Among Kim's involvements: Student recruitment manager for Michigan Future, Inc., a nonprofit, nonpartisan think tank in Ann Arbor. "That's my real job," she says. "The one I get paid for."
She's also a member of the board of governors for Wayne State University, her alma mater, and the National Social Action Commission for her national sorority, Delta Sigma Theta Sorority, Inc. President of The Rosa L. Parks Scholarship Foundation, too. Oh, and board member of Habitat for Humanity of Detroit.
There are more. And maybe fewer.
"My husband has made it clear he would like me to step down from a few boards," Kim says sheepishly. "I got off four boards last year. I'm very proud of myself."
Her husband doesn't have much room to criticize. Ken's jam-packed project list includes communications director for U.S. Rep. Brenda Lawrence (D-Southfield), whom he helped move from Southfield mayor to 14th District congresswoman as her campaign consultant; Michigan Democratic Party activist; mentor and spokesperson for Big Brothers Big Sisters of Metropolitan Detroit; and author of three books, all about the Black experience in Detroit. His latest, Soul on Air: Blacks Who Helped to Define Radio in Detroit, was published in June.
The book has gained considerable exposure around Detroit, especially since its release coincided with Black Music Month. "They're steady," Ken notes. "Books don't get you rich, but it's more critical acclaim. What I'm hoping to do is build enough of a business model with the books to where I'm just doing that, because that's where my passion is. I really have found a new calling."
Their united calling, however, is their son (where did they find the time?), Jackson. The irrepressible 6-year-old, better known as "Jax," provides comic relief for their social media accounts and compelled both Kim and Ken to view their undertakings with new perspective. In his eight years with BBBS, "The kid I mentor now, Jackson has literally grown up with him," notes Ken, 47. "My mentee is 12, Jackson's almost 7—and it may sound like a cliché but by doing this work I gain a little brother and Jax gets a big brother.
"At one point we had a 'waiting to be matched' list, kids in the program but waiting to be paired with mentors, of more than 100, and at least two-thirds of them were Black. So we established a program called '100 Mentors in 100 Days,' using the first 100 days of the year for our active recruitment campaign. That's important work for me, the one seminal thing outside of political activity that I've remained committed to."

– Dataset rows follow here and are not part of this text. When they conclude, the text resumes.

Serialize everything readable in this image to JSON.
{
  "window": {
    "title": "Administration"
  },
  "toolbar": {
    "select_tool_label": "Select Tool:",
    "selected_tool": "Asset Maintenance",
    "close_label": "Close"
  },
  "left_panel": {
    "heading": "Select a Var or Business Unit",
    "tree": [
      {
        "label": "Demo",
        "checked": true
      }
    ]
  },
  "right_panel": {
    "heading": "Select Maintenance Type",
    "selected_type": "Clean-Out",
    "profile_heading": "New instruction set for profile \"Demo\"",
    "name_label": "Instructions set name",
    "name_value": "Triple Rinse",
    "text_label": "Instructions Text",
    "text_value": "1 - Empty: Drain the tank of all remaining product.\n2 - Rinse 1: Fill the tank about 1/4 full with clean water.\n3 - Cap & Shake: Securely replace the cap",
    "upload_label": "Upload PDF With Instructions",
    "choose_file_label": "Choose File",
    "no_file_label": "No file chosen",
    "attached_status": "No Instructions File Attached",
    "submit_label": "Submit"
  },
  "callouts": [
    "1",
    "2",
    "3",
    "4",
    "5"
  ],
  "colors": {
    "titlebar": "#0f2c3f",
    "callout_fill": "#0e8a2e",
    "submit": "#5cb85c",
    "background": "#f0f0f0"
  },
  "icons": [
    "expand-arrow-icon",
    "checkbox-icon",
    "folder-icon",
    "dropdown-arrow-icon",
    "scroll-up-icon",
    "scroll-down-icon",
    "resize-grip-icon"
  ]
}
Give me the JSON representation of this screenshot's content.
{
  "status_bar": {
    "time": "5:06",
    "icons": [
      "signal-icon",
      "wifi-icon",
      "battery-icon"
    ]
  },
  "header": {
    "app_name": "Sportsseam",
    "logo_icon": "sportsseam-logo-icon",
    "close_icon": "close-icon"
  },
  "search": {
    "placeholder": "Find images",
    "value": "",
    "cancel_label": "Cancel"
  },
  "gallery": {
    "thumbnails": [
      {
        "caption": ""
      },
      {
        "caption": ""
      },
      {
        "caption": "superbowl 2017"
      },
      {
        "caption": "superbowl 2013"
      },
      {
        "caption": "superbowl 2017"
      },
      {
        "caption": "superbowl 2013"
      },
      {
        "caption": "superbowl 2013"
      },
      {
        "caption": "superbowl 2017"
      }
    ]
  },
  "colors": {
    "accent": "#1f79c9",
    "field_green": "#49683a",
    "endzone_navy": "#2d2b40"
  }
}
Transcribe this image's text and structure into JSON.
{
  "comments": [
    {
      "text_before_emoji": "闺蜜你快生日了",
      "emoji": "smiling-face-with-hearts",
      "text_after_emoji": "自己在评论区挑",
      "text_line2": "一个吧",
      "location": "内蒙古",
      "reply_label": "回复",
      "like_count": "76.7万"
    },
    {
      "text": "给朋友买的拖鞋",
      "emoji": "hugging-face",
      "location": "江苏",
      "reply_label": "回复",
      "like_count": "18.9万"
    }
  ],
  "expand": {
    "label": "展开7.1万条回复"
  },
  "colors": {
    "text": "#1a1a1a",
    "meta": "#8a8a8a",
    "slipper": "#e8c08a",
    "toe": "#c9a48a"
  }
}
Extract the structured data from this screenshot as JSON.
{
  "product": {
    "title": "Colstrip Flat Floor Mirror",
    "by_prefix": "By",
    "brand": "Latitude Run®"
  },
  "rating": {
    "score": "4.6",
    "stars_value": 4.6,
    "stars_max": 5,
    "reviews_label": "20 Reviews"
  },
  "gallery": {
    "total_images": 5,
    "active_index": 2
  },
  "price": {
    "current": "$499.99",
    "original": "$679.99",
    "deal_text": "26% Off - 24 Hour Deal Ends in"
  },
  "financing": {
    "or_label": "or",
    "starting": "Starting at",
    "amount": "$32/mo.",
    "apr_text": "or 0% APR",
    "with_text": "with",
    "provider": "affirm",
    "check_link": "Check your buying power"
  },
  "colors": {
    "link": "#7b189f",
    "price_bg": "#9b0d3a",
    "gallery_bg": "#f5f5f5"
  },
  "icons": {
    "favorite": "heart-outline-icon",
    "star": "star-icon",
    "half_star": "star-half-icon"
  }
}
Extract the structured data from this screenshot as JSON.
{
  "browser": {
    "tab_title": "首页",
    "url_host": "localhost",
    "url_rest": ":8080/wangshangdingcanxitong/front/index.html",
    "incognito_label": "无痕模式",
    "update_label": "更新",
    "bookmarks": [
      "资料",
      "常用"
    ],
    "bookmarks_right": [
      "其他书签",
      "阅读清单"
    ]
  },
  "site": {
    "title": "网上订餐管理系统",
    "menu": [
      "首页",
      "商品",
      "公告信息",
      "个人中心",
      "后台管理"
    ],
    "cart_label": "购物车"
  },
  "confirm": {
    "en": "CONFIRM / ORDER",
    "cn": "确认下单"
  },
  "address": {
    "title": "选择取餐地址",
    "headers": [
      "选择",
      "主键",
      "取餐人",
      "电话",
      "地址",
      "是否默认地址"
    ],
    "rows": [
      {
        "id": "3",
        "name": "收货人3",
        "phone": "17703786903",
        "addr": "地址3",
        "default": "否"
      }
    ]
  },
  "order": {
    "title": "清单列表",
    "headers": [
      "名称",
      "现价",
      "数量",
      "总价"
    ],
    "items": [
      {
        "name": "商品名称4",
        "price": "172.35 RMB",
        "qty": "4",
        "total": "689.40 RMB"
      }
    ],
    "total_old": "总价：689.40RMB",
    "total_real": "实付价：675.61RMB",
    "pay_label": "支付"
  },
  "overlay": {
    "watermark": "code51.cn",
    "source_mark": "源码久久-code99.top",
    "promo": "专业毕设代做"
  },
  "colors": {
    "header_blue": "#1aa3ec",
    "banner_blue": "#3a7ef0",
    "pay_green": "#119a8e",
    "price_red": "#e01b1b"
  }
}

Kim's commitment to education is manifest through her board seat at Wayne State, where she helped spearhead the bestowing of an honorary degree to civil rights martyr Viola Liuzzo, the first posthumous degree in the university's history. "They said 'no' 10 years ago because they'd never done it before," says Kim, 46. "That's a minor win, and there are a lot more serious problems at Wayne State, but it is gratifying to see something like that happen. We're trying to help Jackson understand how important it is to give back to the community."
"Uh, honey," Ken pipes up, "Wayne State doesn't have problems. They have challenges. I'm the PR guy."
On top of it all, Ken is a long distance runner who has competed in the last seven Detroit Free Press/Talmer Bank Marathons, and a familiar sight along downtown streets. "I chaired the Democratic Party's African-American Leadership Awards recently, and the emcee who introduced me spent half his time talking about how my husband runs around with no shirt on," says Kim. "I'm thinking, 'What's that got to do with me?'"
JIM MCFARLIN IS A VETERAN DETROIT ENTERTAINMENT AND MEDIA WRITER NOW BASED OUTSIDE CHICAGO.